St. Paul Evangelical
Whenever death openly invades our lives, it is a violently painful experience. Death is always present for us in this vale of tears, though we typically blind ourselves to his presence. Life here moves inevitably towards death, whether it is sudden and catastrophic or lingering and agonizing, and we are all of us dying.
Nevertheless, for much of our lives, death is simply a shadowy figure lurking in the background, easily ignored in our present. This is too often why we ignore our spiritual lives. If we felt death’s terror more keenly and regularly, such complacency would be much more difficult. When death does invade, then, it is always something of a shock, even when it is not entirely unexpected. It is always painful, and we begin to understand just how violently unnatural death is.
Death’s invasion tempts us to follow the many disciples of our Lord Jesus who “withdrew, and were not walking with Him anymore” (St. John 6:66). Our experience, our eyes, our feelings would tell us that death is final, that death has won, that the present sting of death is forever. We are tempted to abandon the One who promises otherwise.
But in this our experience, our eyes, our feelings are a lie. The promises of our Lord Jesus are not dependent upon anything so fickle, but upon our Lord’s own eternal self. The victory of death is an illusion, and the sting of death is but a temporary reality for those who have been called by God to faith in Christ.
This promise of our Lord is sealed and secured in His own death and resurrection. He has conquered death and the sin that has caused death, as witnessed by the Holy Spirit and by the water and the blood that flowed from our Lord’s pierced side. We cling through faith to His Word and promise… even in the face of death.
But our faith must be watered and fertilized and fed if it is to live. It is a gracious gift of God, delivered to us through His Word and promise, and nurtured by that same Word. It must be so if it is to survive the storms and droughts of life here on earth. It must be rooted deep the fields of the Church, lest it be destroyed before it has reached full maturity. Do not neglect the gathering of the saints.
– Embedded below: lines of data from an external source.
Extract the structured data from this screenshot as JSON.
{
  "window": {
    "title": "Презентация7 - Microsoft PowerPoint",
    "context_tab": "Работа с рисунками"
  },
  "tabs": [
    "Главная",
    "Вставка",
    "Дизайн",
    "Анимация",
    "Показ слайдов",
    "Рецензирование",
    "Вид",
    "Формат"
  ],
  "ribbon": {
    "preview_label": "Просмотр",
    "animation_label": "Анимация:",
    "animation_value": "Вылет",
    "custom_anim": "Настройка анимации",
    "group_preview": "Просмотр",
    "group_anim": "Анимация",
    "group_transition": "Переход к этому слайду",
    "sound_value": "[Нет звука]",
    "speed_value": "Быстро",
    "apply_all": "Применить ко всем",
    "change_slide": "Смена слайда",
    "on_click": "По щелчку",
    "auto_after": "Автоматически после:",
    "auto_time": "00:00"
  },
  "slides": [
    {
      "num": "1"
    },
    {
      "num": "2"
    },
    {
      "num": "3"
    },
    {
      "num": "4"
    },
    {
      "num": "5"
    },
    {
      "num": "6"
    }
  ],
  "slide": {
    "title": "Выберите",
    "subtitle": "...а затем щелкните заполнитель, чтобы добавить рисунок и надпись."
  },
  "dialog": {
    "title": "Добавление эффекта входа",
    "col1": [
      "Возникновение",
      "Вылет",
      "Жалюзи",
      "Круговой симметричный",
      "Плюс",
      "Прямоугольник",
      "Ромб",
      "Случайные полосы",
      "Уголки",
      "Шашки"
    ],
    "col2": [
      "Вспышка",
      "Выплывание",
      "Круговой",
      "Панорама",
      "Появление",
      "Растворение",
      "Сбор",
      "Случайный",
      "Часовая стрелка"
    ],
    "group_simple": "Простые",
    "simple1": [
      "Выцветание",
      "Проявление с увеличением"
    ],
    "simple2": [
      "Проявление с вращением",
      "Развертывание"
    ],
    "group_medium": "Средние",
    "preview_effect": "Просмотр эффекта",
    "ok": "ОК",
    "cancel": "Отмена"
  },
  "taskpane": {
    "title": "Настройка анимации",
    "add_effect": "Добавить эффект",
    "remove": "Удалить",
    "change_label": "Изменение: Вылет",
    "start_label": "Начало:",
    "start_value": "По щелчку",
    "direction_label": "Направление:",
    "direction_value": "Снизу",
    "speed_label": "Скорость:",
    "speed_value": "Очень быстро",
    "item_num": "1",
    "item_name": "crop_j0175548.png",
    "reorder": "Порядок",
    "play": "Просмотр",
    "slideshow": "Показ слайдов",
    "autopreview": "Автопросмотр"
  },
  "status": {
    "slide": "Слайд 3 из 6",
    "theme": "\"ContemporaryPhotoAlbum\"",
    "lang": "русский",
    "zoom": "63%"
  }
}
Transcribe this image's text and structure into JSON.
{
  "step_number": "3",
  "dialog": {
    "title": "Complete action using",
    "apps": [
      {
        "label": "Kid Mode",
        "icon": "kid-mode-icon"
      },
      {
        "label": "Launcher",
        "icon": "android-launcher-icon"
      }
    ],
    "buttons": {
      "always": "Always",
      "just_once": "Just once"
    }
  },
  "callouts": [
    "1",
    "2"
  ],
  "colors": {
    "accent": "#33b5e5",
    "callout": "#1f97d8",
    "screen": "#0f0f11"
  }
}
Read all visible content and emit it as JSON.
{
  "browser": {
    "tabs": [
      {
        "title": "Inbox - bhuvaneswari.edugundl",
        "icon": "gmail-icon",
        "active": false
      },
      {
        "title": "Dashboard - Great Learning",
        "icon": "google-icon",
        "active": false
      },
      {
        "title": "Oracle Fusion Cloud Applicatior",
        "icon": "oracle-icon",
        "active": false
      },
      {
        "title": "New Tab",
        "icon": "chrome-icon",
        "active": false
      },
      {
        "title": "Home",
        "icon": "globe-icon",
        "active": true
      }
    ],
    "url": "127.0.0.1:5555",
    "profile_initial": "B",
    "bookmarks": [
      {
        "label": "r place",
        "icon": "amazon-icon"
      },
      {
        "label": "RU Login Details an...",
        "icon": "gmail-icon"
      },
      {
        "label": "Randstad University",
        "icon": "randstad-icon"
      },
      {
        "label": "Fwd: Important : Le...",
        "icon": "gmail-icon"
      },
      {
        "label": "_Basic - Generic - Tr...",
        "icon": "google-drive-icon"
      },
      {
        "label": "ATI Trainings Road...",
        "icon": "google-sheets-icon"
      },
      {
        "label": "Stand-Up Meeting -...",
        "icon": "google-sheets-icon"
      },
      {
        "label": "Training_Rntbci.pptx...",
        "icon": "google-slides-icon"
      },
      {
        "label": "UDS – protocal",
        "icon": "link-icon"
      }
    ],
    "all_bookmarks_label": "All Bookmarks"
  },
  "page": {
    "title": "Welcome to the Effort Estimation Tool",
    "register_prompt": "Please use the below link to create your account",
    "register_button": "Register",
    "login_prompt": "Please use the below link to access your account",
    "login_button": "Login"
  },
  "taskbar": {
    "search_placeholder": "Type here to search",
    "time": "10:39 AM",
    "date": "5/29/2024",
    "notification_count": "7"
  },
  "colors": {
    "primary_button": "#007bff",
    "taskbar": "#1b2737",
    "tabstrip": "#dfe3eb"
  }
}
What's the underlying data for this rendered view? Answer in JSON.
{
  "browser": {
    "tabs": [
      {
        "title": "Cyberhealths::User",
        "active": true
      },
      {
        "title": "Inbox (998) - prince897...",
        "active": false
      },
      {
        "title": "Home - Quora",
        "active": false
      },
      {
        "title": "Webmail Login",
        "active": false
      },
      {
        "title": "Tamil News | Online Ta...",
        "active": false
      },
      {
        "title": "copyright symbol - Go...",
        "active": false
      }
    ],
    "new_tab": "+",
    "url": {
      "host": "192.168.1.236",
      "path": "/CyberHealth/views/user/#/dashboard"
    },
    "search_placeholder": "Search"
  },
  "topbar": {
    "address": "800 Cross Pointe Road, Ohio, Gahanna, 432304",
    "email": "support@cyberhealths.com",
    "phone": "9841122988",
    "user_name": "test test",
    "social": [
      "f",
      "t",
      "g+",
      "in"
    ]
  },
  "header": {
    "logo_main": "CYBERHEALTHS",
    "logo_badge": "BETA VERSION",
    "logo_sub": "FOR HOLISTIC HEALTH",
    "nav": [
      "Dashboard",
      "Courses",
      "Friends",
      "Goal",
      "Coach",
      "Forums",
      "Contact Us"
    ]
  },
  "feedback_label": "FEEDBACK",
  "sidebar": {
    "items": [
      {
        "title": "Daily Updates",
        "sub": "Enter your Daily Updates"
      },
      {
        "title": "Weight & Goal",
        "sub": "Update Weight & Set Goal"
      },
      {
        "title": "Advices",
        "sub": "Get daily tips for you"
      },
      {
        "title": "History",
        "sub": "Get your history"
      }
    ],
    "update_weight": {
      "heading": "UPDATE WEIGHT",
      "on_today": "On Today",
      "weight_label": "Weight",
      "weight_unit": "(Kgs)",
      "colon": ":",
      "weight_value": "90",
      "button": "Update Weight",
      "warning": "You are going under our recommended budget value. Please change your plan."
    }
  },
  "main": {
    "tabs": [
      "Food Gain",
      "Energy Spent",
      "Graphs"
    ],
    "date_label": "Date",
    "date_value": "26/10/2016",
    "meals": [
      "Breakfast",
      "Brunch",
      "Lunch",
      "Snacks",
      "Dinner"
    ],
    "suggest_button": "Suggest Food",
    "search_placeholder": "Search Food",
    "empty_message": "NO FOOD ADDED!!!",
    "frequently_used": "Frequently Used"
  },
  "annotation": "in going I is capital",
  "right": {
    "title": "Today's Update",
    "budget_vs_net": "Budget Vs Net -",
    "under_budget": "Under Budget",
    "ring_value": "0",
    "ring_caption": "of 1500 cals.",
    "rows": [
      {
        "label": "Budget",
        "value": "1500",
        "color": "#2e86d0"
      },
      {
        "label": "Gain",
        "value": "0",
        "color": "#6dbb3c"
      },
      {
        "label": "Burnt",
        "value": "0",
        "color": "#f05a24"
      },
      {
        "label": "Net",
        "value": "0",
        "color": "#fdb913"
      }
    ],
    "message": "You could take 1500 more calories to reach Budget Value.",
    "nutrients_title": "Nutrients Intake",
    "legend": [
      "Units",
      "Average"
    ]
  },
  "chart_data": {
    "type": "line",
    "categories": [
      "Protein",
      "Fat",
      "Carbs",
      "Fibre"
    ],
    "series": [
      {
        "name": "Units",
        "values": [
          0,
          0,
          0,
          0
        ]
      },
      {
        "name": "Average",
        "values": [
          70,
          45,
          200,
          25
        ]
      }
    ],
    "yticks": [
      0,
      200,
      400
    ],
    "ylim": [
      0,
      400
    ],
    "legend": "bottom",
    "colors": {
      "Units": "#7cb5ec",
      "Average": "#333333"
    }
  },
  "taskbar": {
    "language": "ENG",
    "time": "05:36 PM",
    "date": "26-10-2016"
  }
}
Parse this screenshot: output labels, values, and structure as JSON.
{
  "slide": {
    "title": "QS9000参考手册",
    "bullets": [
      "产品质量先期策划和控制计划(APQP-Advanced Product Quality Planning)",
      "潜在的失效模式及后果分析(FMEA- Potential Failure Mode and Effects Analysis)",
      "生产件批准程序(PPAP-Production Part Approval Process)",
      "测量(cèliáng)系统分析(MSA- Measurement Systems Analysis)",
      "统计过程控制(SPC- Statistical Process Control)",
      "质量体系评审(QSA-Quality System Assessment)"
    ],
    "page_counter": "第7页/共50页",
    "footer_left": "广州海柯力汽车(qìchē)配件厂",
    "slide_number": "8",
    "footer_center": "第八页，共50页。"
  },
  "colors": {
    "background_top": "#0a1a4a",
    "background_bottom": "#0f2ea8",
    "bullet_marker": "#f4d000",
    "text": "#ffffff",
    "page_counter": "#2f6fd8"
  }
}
Be nourished and fed where God is present for you, preparing you to die a good death, a death under the sign of faith in the Son of God.
When the many left our Lord Jesus, He asked the Twelve, “You do not want to go away also, do you?” (St. John 6:67). St. Peter answered for them all, “Lord, to whom shall we go? You have the words of eternal life” (St. John 6:68). May you all receive the grace of our Lord to make this your response as well. Amen.